Data:
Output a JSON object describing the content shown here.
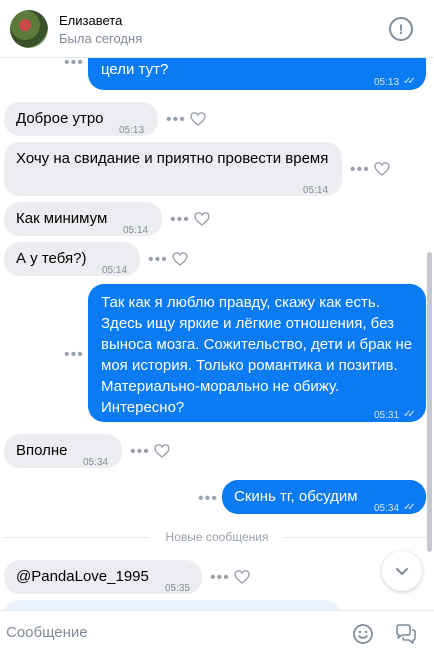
{
  "header": {
    "contact_name": "Елизавета",
    "contact_status": "Была сегодня",
    "info_glyph": "!"
  },
  "messages": [
    {
      "dir": "out",
      "text": "цели тут?",
      "time": "05:13",
      "read": true,
      "partially_hidden": true
    },
    {
      "dir": "in",
      "text": "Доброе утро",
      "time": "05:13"
    },
    {
      "dir": "in",
      "text": "Хочу на свидание и приятно провести время",
      "time": "05:14"
    },
    {
      "dir": "in",
      "text": "Как минимум",
      "time": "05:14"
    },
    {
      "dir": "in",
      "text": "А у тебя?)",
      "time": "05:14"
    },
    {
      "dir": "out",
      "lines": [
        "Так как я люблю правду, скажу как есть.",
        "Здесь ищу яркие и лёгкие отношения, без",
        "выноса мозга. Сожительство, дети и брак не",
        "моя история. Только романтика и позитив.",
        "Материально-морально не обижу.",
        "Интересно?"
      ],
      "time": "05:31",
      "read": true
    },
    {
      "dir": "in",
      "text": "Вполне",
      "time": "05:34"
    },
    {
      "dir": "out",
      "text": "Скинь тг, обсудим",
      "time": "05:34",
      "read": true
    },
    {
      "dir": "in",
      "text": "@PandaLove_1995",
      "time": "05:35"
    }
  ],
  "divider": {
    "label": "Новые сообщения"
  },
  "composer": {
    "placeholder": "Сообщение"
  },
  "icons": {
    "info": "info-icon",
    "more": "more-dots-icon",
    "like": "heart-icon",
    "read": "double-check-icon",
    "scroll_down": "chevron-down-icon",
    "emoji": "smile-icon",
    "voice": "chat-bubbles-icon"
  },
  "colors": {
    "outgoing_bubble": "#0a7bf2",
    "incoming_bubble": "#ebedf0",
    "secondary_text": "#818c99",
    "header_bg": "#ffffff"
  }
}
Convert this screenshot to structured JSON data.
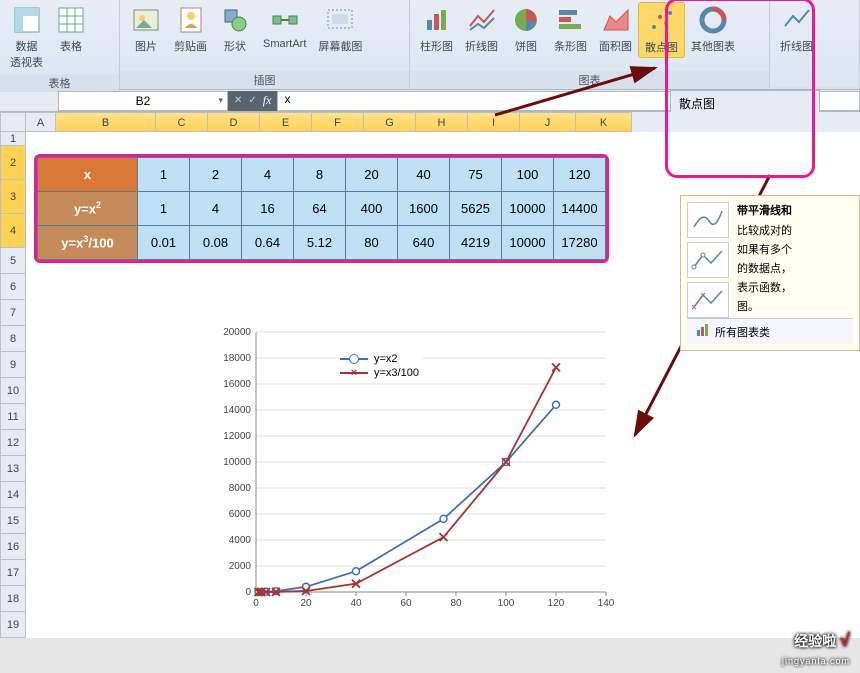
{
  "ribbon": {
    "groups": [
      {
        "label": "表格",
        "items": [
          "数据\n透视表",
          "表格"
        ]
      },
      {
        "label": "插图",
        "items": [
          "图片",
          "剪贴画",
          "形状",
          "SmartArt",
          "屏幕截图"
        ]
      },
      {
        "label": "图表",
        "items": [
          "柱形图",
          "折线图",
          "饼图",
          "条形图",
          "面积图",
          "散点图",
          "其他图表"
        ]
      }
    ],
    "extra_items": [
      "折线图"
    ]
  },
  "scatter_panel": {
    "title": "散点图"
  },
  "tooltip": {
    "title": "带平滑线和",
    "line1": "比较成对的",
    "line2": "如果有多个",
    "line3": "的数据点，",
    "line4": "表示函数，",
    "line5": "图。",
    "all_charts": "所有图表类"
  },
  "namebox": "B2",
  "formula": "x",
  "columns": [
    "A",
    "B",
    "C",
    "D",
    "E",
    "F",
    "G",
    "H",
    "I",
    "J",
    "K"
  ],
  "col_widths": {
    "A": 30,
    "B": 100,
    "C": 52,
    "D": 52,
    "E": 52,
    "F": 52,
    "G": 52,
    "H": 52,
    "I": 52,
    "J": 56,
    "K": 56
  },
  "rows": [
    1,
    2,
    3,
    4,
    5,
    6,
    7,
    8,
    9,
    10,
    11,
    12,
    13,
    14,
    15,
    16,
    17,
    18,
    19
  ],
  "row_heights": {
    "1": 14,
    "2": 34,
    "3": 34,
    "4": 34
  },
  "table": {
    "headers": [
      "x",
      "y=x²",
      "y=x³/100"
    ],
    "x": [
      1,
      2,
      4,
      8,
      20,
      40,
      75,
      100,
      120
    ],
    "y1": [
      1,
      4,
      16,
      64,
      400,
      1600,
      5625,
      10000,
      14400
    ],
    "y2": [
      0.01,
      0.08,
      0.64,
      5.12,
      80,
      640,
      4219,
      10000,
      17280
    ]
  },
  "chart_data": {
    "type": "line",
    "x": [
      1,
      2,
      4,
      8,
      20,
      40,
      75,
      100,
      120
    ],
    "series": [
      {
        "name": "y=x2",
        "values": [
          1,
          4,
          16,
          64,
          400,
          1600,
          5625,
          10000,
          14400
        ],
        "color": "#3d70b8",
        "marker": "circle"
      },
      {
        "name": "y=x3/100",
        "values": [
          0.01,
          0.08,
          0.64,
          5.12,
          80,
          640,
          4219,
          10000,
          17280
        ],
        "color": "#a83232",
        "marker": "x"
      }
    ],
    "xlim": [
      0,
      140
    ],
    "ylim": [
      0,
      20000
    ],
    "xticks": [
      0,
      20,
      40,
      60,
      80,
      100,
      120,
      140
    ],
    "yticks": [
      0,
      2000,
      4000,
      6000,
      8000,
      10000,
      12000,
      14000,
      16000,
      18000,
      20000
    ]
  },
  "watermark": {
    "main": "经验啦",
    "sub": "jingyanla.com"
  }
}
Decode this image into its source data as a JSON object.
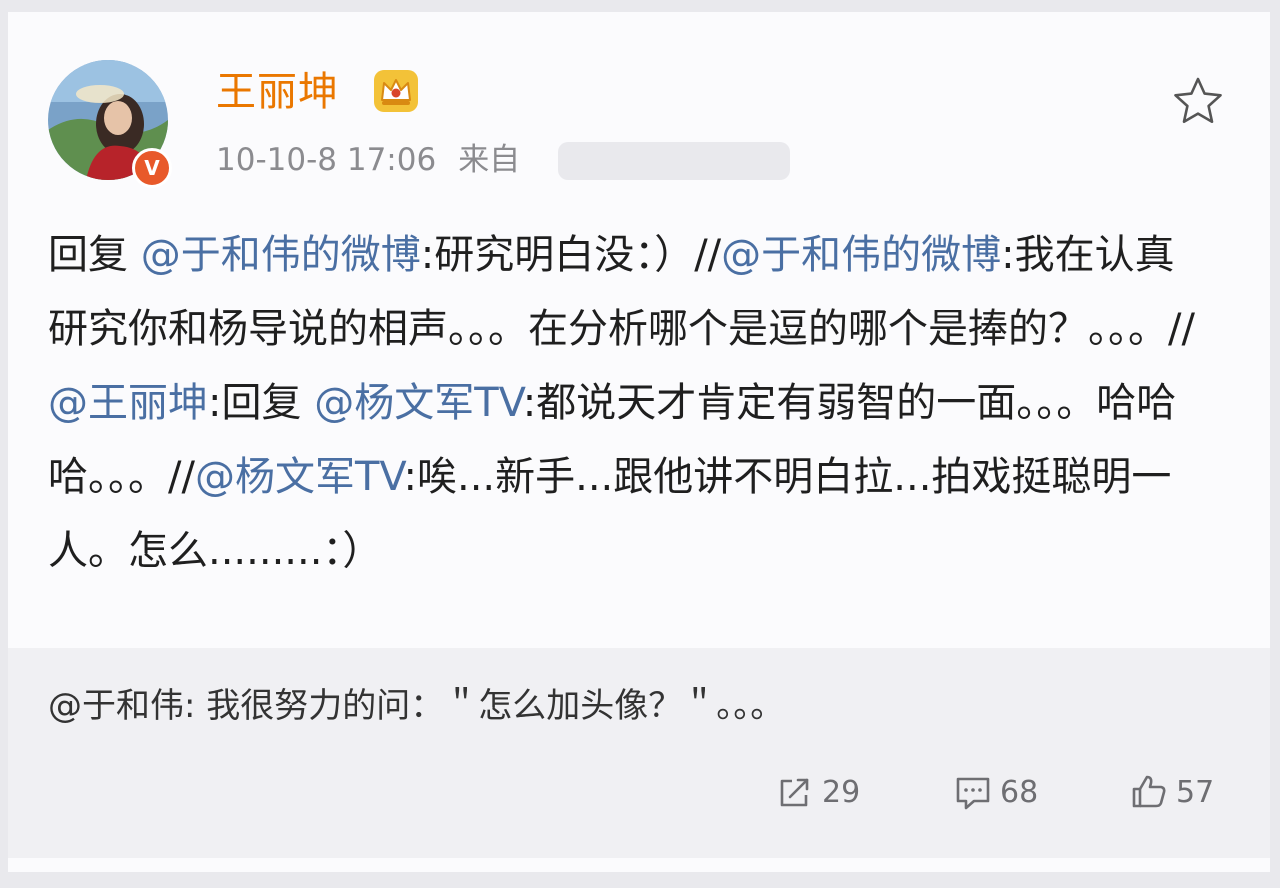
{
  "post": {
    "author": "王丽坤",
    "verified_mark": "V",
    "timestamp": "10-10-8 17:06",
    "source_label": "来自",
    "body": [
      {
        "text": "回复 ",
        "mention": false
      },
      {
        "text": "@于和伟的微博",
        "mention": true
      },
      {
        "text": ":研究明白没：）//",
        "mention": false
      },
      {
        "text": "@于和伟的微博",
        "mention": true
      },
      {
        "text": ":我在认真研究你和杨导说的相声。。。在分析哪个是逗的哪个是捧的？。。。//",
        "mention": false
      },
      {
        "text": "@王丽坤",
        "mention": true
      },
      {
        "text": ":回复 ",
        "mention": false
      },
      {
        "text": "@杨文军TV",
        "mention": true
      },
      {
        "text": ":都说天才肯定有弱智的一面。。。哈哈哈。。。//",
        "mention": false
      },
      {
        "text": "@杨文军TV",
        "mention": true
      },
      {
        "text": ":唉...新手...跟他讲不明白拉...拍戏挺聪明一人。怎么.........：）",
        "mention": false
      }
    ]
  },
  "comment": {
    "text": "@于和伟: 我很努力的问：＂怎么加头像？＂。。。"
  },
  "actions": {
    "repost_count": "29",
    "comment_count": "68",
    "like_count": "57"
  },
  "colors": {
    "username": "#ea7700",
    "mention": "#4a6fa3",
    "verified_badge": "#e8592a",
    "meta": "#8b8b8f"
  },
  "icons": {
    "favorite": "star-icon",
    "vip": "crown-icon",
    "repost": "repost-icon",
    "comment": "comment-icon",
    "like": "thumbs-up-icon"
  }
}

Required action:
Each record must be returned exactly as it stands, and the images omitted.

Output for this exercise:
Output a JSON object describing the content shown here.
{
  "header": {
    "contact_name": "Елизавета",
    "contact_status": "Была сегодня",
    "info_glyph": "!"
  },
  "messages": [
    {
      "dir": "out",
      "text": "цели тут?",
      "time": "05:13",
      "read": true,
      "partially_hidden": true
    },
    {
      "dir": "in",
      "text": "Доброе утро",
      "time": "05:13"
    },
    {
      "dir": "in",
      "text": "Хочу на свидание и приятно провести время",
      "time": "05:14"
    },
    {
      "dir": "in",
      "text": "Как минимум",
      "time": "05:14"
    },
    {
      "dir": "in",
      "text": "А у тебя?)",
      "time": "05:14"
    },
    {
      "dir": "out",
      "lines": [
        "Так как я люблю правду, скажу как есть.",
        "Здесь ищу яркие и лёгкие отношения, без",
        "выноса мозга. Сожительство, дети и брак не",
        "моя история. Только романтика и позитив.",
        "Материально-морально не обижу.",
        "Интересно?"
      ],
      "time": "05:31",
      "read": true
    },
    {
      "dir": "in",
      "text": "Вполне",
      "time": "05:34"
    },
    {
      "dir": "out",
      "text": "Скинь тг, обсудим",
      "time": "05:34",
      "read": true
    },
    {
      "dir": "in",
      "text": "@PandaLove_1995",
      "time": "05:35"
    }
  ],
  "divider": {
    "label": "Новые сообщения"
  },
  "composer": {
    "placeholder": "Сообщение"
  },
  "icons": {
    "info": "info-icon",
    "more": "more-dots-icon",
    "like": "heart-icon",
    "read": "double-check-icon",
    "scroll_down": "chevron-down-icon",
    "emoji": "smile-icon",
    "voice": "chat-bubbles-icon"
  },
  "colors": {
    "outgoing_bubble": "#0a7bf2",
    "incoming_bubble": "#ebedf0",
    "secondary_text": "#818c99",
    "header_bg": "#ffffff"
  }
}
Convert this screenshot to structured JSON data.
{
  "ribbon": {
    "groups": [
      {
        "label": "表格",
        "items": [
          "数据\n透视表",
          "表格"
        ]
      },
      {
        "label": "插图",
        "items": [
          "图片",
          "剪贴画",
          "形状",
          "SmartArt",
          "屏幕截图"
        ]
      },
      {
        "label": "图表",
        "items": [
          "柱形图",
          "折线图",
          "饼图",
          "条形图",
          "面积图",
          "散点图",
          "其他图表"
        ]
      }
    ],
    "extra_items": [
      "折线图"
    ]
  },
  "scatter_panel": {
    "title": "散点图"
  },
  "tooltip": {
    "title": "带平滑线和",
    "line1": "比较成对的",
    "line2": "如果有多个",
    "line3": "的数据点，",
    "line4": "表示函数，",
    "line5": "图。",
    "all_charts": "所有图表类"
  },
  "namebox": "B2",
  "formula": "x",
  "columns": [
    "A",
    "B",
    "C",
    "D",
    "E",
    "F",
    "G",
    "H",
    "I",
    "J",
    "K"
  ],
  "col_widths": {
    "A": 30,
    "B": 100,
    "C": 52,
    "D": 52,
    "E": 52,
    "F": 52,
    "G": 52,
    "H": 52,
    "I": 52,
    "J": 56,
    "K": 56
  },
  "rows": [
    1,
    2,
    3,
    4,
    5,
    6,
    7,
    8,
    9,
    10,
    11,
    12,
    13,
    14,
    15,
    16,
    17,
    18,
    19
  ],
  "row_heights": {
    "1": 14,
    "2": 34,
    "3": 34,
    "4": 34
  },
  "table": {
    "headers": [
      "x",
      "y=x²",
      "y=x³/100"
    ],
    "x": [
      1,
      2,
      4,
      8,
      20,
      40,
      75,
      100,
      120
    ],
    "y1": [
      1,
      4,
      16,
      64,
      400,
      1600,
      5625,
      10000,
      14400
    ],
    "y2": [
      0.01,
      0.08,
      0.64,
      5.12,
      80,
      640,
      4219,
      10000,
      17280
    ]
  },
  "chart_data": {
    "type": "line",
    "x": [
      1,
      2,
      4,
      8,
      20,
      40,
      75,
      100,
      120
    ],
    "series": [
      {
        "name": "y=x2",
        "values": [
          1,
          4,
          16,
          64,
          400,
          1600,
          5625,
          10000,
          14400
        ],
        "color": "#3d70b8",
        "marker": "circle"
      },
      {
        "name": "y=x3/100",
        "values": [
          0.01,
          0.08,
          0.64,
          5.12,
          80,
          640,
          4219,
          10000,
          17280
        ],
        "color": "#a83232",
        "marker": "x"
      }
    ],
    "xlim": [
      0,
      140
    ],
    "ylim": [
      0,
      20000
    ],
    "xticks": [
      0,
      20,
      40,
      60,
      80,
      100,
      120,
      140
    ],
    "yticks": [
      0,
      2000,
      4000,
      6000,
      8000,
      10000,
      12000,
      14000,
      16000,
      18000,
      20000
    ]
  },
  "watermark": {
    "main": "经验啦",
    "sub": "jingyanla.com"
  }
}
Decode this image into its source data as a JSON object.
{
  "post": {
    "author": "王丽坤",
    "verified_mark": "V",
    "timestamp": "10-10-8 17:06",
    "source_label": "来自",
    "body": [
      {
        "text": "回复 ",
        "mention": false
      },
      {
        "text": "@于和伟的微博",
        "mention": true
      },
      {
        "text": ":研究明白没：）//",
        "mention": false
      },
      {
        "text": "@于和伟的微博",
        "mention": true
      },
      {
        "text": ":我在认真研究你和杨导说的相声。。。在分析哪个是逗的哪个是捧的？。。。//",
        "mention": false
      },
      {
        "text": "@王丽坤",
        "mention": true
      },
      {
        "text": ":回复 ",
        "mention": false
      },
      {
        "text": "@杨文军TV",
        "mention": true
      },
      {
        "text": ":都说天才肯定有弱智的一面。。。哈哈哈。。。//",
        "mention": false
      },
      {
        "text": "@杨文军TV",
        "mention": true
      },
      {
        "text": ":唉...新手...跟他讲不明白拉...拍戏挺聪明一人。怎么.........：）",
        "mention": false
      }
    ]
  },
  "comment": {
    "text": "@于和伟: 我很努力的问：＂怎么加头像？＂。。。"
  },
  "actions": {
    "repost_count": "29",
    "comment_count": "68",
    "like_count": "57"
  },
  "colors": {
    "username": "#ea7700",
    "mention": "#4a6fa3",
    "verified_badge": "#e8592a",
    "meta": "#8b8b8f"
  },
  "icons": {
    "favorite": "star-icon",
    "vip": "crown-icon",
    "repost": "repost-icon",
    "comment": "comment-icon",
    "like": "thumbs-up-icon"
  }
}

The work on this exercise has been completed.